States of power
Whether we live under consensus or coercion, we cannot afford to be politically complacent
The world is now so interconnected that the failure of one political system could take the rest of us down with it’: clashes in the streets in Athens, in 2012, as the Greek parliament prepared to vote on an EU/IMF austerity deal. Photograph: Milos Bicanski/Getty
There is, or so we are told, increasing disillusion with politics and politicians. Whenever an election looms the media run vox pops with random citizens and the response is usually along the lines of “They’re all the same” or “I’m sick of the lot of them”. Some baldly state, “I don’t vote”, as though they are defending some great principle.
In fairness, politicians do not always help themselves. The great meltdown over parliamentary expenses in the UK inflicted terrible damage on the reputation of the political classes. But that is not the whole story.
A general contempt for politics and politicians was apparent long before then. The more comfortable and prosperous we become, the less enamoured we seem to be of our politicians and indeed the political systems which, in the developed world at least, have produced the unprecedented degree of stability that has enabled most of us to enjoy a far higher standard of living than our parents and grandparents.
So, do we need politicians? Does politics still matter? Or should we leave the management of society to technocrats, businessmen and the market? Prof David Runciman, in this lucid, elegant little book, argues that, like it or not, politics is as relevant today as it ever was.
He starts by comparing life in two very different countries – Denmark and Syria. “If you live in Syria today, you are stuck in a kind of hell . . . If you are lucky enough to live in Denmark, you are in what is by any historical standards a vision of heaven. . .”
The difference is not that Danes are better people than Syrians. Nor have Danes been blessed with greater natural advantages (on the contrary). “The difference between Denmark and Syria is politics. Politics helped make Denmark what it is. And politics helped make Syria what it is.”

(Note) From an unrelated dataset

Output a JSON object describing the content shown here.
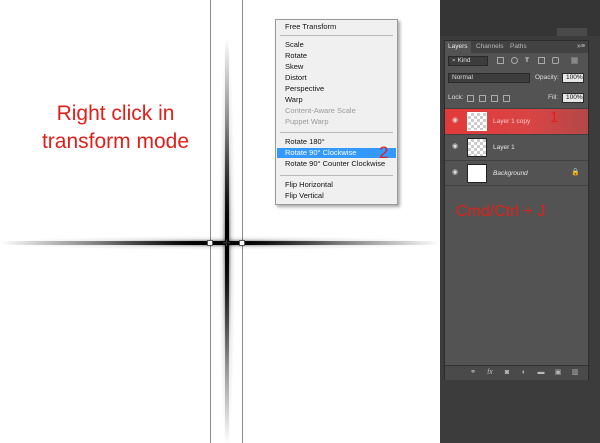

Runciman addresses three questions, devoting a different chapter to each: first, how can the same word – politics – encompass such different societies as safe, boring Denmark and chaotic, miserable Syria? The answer, he says, is to be found in the balance between consensus and coercion.
Even in Denmark the state has the power to force people to behave in ways they don’t like – it has a police force, an army, a prison system, it can make them pay tax. But these are not the primary instruments by which the state maintains order.
In Denmark there is a high degree of consensus – the benefits of an ordered society. What’s more, unlike Syria, the people of Denmark can remove their government by peaceful means. “Societies in which violence is under an agreed system of political control are better places to live than those in which it is not.” Amen to that.
Second, Runciman considers the relationship between politics and technology and how they impact on each other. So many things, he says – the market, the internet, the environment – seem beyond the power of politicians to control in the face of a globalised technological revolution. And yet, he argues, the only people who can control – or at least mitigate – such powerful forces are the very politicians whom we affect to despise.